• [Exercise instructions]: In the data below, find each line that contains the word "into" and copy it.

(App and web page records)
● ● ● ● ● ● ●

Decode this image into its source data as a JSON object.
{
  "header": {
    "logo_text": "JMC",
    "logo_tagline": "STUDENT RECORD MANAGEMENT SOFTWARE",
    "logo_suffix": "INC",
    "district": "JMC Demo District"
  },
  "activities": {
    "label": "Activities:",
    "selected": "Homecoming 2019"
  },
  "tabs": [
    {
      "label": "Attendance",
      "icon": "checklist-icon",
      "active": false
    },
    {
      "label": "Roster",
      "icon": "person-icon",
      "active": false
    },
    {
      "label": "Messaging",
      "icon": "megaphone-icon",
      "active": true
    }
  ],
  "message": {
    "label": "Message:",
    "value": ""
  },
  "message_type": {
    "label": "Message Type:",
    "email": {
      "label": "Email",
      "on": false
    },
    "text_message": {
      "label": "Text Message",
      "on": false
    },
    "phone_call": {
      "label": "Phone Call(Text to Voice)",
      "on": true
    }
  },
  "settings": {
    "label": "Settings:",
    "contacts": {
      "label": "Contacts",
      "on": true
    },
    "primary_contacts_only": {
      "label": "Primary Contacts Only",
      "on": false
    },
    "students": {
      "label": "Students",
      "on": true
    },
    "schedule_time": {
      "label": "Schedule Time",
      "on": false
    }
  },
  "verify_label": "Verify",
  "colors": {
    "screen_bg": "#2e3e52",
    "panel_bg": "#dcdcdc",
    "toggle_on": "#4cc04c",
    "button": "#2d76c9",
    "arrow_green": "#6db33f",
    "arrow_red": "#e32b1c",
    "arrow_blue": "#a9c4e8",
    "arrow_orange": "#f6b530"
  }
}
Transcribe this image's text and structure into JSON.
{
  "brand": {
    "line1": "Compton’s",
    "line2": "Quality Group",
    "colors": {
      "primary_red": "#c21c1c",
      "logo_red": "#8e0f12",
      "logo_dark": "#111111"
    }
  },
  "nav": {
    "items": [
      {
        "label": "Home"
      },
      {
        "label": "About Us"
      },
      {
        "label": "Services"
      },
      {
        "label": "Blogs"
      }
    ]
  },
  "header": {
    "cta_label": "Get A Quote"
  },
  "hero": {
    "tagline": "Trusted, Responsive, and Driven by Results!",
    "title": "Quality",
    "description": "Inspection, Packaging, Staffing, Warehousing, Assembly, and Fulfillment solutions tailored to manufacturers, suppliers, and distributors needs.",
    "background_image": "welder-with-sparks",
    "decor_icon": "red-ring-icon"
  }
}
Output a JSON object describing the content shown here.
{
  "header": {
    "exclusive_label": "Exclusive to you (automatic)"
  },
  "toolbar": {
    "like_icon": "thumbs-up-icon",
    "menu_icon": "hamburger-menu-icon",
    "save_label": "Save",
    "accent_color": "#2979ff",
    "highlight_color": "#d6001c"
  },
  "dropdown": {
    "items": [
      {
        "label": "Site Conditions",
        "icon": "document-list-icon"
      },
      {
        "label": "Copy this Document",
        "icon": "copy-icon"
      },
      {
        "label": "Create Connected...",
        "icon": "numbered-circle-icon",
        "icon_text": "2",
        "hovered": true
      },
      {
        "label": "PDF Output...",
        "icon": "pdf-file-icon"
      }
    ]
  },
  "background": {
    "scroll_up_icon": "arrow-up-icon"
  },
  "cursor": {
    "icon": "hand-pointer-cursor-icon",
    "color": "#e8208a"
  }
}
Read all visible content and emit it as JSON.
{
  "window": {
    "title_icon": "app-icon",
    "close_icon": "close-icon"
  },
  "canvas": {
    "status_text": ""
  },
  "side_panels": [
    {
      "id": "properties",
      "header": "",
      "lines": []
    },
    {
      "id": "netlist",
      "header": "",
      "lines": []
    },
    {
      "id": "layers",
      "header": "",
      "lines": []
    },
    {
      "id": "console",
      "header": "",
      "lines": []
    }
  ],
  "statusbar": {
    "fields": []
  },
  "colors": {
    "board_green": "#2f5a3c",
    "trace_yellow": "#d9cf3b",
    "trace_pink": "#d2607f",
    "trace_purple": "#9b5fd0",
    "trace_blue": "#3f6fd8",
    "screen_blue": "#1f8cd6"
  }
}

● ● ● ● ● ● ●

• [Exercise solution]:
Decode this image into its source data as a JSON object.
Transcribe this image's text and structure into JSON.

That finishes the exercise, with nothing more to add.